====== The records
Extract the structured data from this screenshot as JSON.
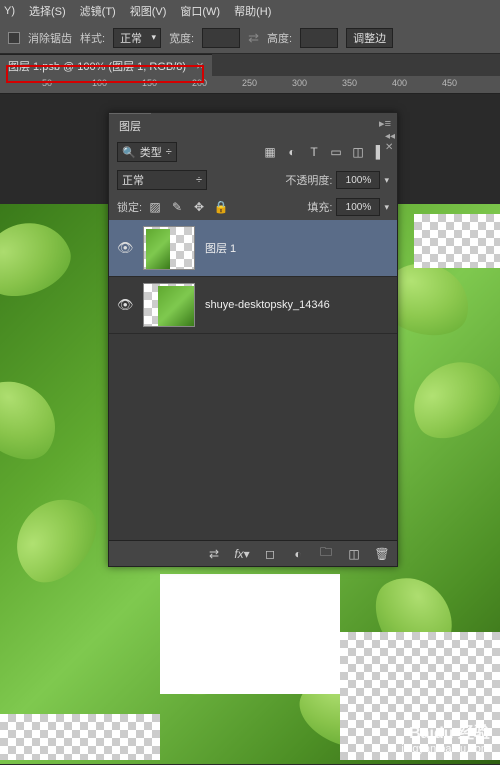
{
  "menu": {
    "items": [
      "Y)",
      "选择(S)",
      "滤镜(T)",
      "视图(V)",
      "窗口(W)",
      "帮助(H)"
    ]
  },
  "toolbar": {
    "antialias": "消除锯齿",
    "style_label": "样式:",
    "style_value": "正常",
    "width_label": "宽度:",
    "height_label": "高度:",
    "adjust_edge": "调整边"
  },
  "document": {
    "tab": "图层 1.psb @ 100% (图层 1, RGB/8)"
  },
  "ruler": {
    "ticks": [
      "50",
      "100",
      "150",
      "200",
      "250",
      "300",
      "350",
      "400",
      "450"
    ]
  },
  "panel": {
    "title": "图层",
    "kind_label": "类型",
    "blend_mode": "正常",
    "opacity_label": "不透明度:",
    "opacity_value": "100%",
    "lock_label": "锁定:",
    "fill_label": "填充:",
    "fill_value": "100%",
    "layers": [
      {
        "name": "图层 1",
        "visible": true,
        "selected": true
      },
      {
        "name": "shuye-desktopsky_14346",
        "visible": true,
        "selected": false
      }
    ]
  },
  "watermark": {
    "brand": "Baidu 经验",
    "url": "jingyan.baidu.com"
  }
}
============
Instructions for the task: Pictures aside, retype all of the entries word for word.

Your response:
Extract the structured data from this screenshot as JSON.
{
  "menu": {
    "items": [
      "Y)",
      "选择(S)",
      "滤镜(T)",
      "视图(V)",
      "窗口(W)",
      "帮助(H)"
    ]
  },
  "toolbar": {
    "antialias": "消除锯齿",
    "style_label": "样式:",
    "style_value": "正常",
    "width_label": "宽度:",
    "height_label": "高度:",
    "adjust_edge": "调整边"
  },
  "document": {
    "tab": "图层 1.psb @ 100% (图层 1, RGB/8)"
  },
  "ruler": {
    "ticks": [
      "50",
      "100",
      "150",
      "200",
      "250",
      "300",
      "350",
      "400",
      "450"
    ]
  },
  "panel": {
    "title": "图层",
    "kind_label": "类型",
    "blend_mode": "正常",
    "opacity_label": "不透明度:",
    "opacity_value": "100%",
    "lock_label": "锁定:",
    "fill_label": "填充:",
    "fill_value": "100%",
    "layers": [
      {
        "name": "图层 1",
        "visible": true,
        "selected": true
      },
      {
        "name": "shuye-desktopsky_14346",
        "visible": true,
        "selected": false
      }
    ]
  },
  "watermark": {
    "brand": "Baidu 经验",
    "url": "jingyan.baidu.com"
  }
}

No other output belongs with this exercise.